(Data records for software interfaces)
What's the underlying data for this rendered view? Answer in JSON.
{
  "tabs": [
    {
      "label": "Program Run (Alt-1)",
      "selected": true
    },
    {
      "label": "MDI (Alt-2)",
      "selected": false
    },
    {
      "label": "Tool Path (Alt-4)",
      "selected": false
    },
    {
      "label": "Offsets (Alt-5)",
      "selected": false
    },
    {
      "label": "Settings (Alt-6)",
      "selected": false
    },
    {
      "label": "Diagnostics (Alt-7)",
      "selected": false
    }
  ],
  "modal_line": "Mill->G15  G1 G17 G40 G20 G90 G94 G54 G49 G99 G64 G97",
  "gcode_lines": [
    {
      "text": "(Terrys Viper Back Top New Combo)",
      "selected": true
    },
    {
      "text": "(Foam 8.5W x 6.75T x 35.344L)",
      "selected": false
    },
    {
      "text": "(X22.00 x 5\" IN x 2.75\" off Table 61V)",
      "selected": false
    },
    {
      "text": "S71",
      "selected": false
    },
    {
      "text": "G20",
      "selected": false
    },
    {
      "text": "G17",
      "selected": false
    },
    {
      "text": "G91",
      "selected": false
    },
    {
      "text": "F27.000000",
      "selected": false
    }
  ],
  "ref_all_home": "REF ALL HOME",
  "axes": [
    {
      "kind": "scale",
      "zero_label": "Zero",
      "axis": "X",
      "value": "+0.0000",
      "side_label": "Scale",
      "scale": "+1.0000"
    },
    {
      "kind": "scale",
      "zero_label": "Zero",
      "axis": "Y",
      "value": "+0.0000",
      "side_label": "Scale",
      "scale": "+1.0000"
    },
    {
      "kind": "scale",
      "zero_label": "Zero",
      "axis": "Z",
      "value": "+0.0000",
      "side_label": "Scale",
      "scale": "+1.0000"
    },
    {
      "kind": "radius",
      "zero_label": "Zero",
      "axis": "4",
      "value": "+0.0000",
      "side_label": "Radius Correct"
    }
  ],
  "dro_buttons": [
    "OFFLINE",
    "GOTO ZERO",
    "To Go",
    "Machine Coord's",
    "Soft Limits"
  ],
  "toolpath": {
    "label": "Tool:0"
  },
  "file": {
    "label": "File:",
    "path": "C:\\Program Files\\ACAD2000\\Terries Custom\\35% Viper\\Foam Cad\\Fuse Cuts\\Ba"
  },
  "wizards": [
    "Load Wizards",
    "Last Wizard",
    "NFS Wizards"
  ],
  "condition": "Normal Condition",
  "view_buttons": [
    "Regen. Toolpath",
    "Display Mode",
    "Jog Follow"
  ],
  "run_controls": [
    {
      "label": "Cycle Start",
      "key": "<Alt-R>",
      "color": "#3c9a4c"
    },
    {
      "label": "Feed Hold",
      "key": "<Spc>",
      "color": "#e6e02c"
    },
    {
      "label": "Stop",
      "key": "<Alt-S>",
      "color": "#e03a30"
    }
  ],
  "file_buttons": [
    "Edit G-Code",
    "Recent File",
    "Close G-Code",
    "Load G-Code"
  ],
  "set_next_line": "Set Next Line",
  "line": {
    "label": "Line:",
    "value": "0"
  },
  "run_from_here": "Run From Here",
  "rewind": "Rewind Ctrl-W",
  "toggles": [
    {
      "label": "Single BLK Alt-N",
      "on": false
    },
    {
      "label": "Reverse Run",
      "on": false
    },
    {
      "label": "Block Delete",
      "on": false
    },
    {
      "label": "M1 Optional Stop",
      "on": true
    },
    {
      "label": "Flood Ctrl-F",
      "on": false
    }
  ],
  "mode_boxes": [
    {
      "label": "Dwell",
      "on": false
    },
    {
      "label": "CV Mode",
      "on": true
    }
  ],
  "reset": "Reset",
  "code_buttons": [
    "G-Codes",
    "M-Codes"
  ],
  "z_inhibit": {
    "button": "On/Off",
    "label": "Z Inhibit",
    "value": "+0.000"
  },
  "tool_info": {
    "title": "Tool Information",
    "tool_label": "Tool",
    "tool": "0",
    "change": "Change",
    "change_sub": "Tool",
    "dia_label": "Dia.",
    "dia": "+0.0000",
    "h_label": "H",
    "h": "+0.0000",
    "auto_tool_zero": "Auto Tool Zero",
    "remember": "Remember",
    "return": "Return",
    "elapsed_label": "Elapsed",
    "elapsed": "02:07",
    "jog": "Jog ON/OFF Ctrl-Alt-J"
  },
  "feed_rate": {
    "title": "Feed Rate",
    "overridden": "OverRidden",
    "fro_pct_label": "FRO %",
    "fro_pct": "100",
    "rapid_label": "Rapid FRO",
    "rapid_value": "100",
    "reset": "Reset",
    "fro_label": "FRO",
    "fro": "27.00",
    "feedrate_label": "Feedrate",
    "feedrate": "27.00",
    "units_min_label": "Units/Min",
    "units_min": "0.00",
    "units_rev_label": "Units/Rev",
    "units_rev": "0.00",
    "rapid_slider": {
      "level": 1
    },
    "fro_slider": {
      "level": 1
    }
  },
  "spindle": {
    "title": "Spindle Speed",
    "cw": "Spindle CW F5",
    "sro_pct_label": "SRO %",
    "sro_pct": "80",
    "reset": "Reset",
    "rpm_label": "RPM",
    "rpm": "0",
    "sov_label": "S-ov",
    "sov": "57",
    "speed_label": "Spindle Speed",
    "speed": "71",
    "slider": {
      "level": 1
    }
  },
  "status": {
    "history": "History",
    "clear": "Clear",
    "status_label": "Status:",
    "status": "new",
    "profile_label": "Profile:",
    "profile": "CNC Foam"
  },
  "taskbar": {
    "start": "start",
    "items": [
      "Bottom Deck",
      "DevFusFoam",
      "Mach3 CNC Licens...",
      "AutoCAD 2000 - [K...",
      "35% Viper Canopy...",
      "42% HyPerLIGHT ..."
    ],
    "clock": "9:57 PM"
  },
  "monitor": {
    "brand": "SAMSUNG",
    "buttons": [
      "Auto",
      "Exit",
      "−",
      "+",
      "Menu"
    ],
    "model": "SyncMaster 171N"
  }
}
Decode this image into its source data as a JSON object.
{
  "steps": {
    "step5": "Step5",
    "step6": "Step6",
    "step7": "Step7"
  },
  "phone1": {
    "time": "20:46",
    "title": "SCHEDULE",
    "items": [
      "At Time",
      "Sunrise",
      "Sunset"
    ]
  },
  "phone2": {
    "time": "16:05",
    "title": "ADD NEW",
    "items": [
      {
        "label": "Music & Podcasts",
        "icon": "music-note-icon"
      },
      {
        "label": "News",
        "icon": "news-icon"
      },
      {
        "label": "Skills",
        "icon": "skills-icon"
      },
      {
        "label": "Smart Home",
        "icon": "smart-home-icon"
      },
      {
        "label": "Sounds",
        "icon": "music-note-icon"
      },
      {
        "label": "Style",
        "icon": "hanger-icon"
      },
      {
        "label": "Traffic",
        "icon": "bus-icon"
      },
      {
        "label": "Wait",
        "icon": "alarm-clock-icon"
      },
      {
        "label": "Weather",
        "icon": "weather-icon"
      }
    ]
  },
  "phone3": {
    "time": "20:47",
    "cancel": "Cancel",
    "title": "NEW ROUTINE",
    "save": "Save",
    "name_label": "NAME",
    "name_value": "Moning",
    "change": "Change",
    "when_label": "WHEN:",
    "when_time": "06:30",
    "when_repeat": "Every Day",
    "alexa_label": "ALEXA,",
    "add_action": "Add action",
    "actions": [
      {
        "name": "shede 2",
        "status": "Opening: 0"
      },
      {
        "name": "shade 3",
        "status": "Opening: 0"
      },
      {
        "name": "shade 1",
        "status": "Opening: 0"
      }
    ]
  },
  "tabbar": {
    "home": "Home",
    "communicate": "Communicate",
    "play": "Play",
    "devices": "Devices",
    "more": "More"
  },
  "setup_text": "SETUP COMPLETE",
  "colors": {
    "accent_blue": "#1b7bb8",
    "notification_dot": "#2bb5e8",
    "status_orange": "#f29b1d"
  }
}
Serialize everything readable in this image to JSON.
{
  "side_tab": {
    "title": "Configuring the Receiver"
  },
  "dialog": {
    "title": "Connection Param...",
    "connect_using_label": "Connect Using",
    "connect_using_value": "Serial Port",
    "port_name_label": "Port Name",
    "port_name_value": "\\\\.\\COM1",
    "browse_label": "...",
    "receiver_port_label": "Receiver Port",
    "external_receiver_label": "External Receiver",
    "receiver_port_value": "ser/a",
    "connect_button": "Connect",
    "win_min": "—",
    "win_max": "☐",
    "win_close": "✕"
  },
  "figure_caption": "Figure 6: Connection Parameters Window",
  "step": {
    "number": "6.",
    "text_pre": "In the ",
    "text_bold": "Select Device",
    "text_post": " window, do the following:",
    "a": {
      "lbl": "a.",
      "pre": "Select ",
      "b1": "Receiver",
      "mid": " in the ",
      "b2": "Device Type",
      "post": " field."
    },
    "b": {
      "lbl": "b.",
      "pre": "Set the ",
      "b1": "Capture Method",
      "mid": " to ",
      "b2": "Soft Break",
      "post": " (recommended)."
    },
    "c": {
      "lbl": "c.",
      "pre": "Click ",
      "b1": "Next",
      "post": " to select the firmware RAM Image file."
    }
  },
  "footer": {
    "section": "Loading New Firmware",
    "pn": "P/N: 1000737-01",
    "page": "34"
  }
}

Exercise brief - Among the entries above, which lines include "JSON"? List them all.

Answer to this exercise -
What's the underlying data for this rendered view? Answer in JSON.
Decode this image into its source data as a JSON object.
Serialize everything readable in this image to JSON.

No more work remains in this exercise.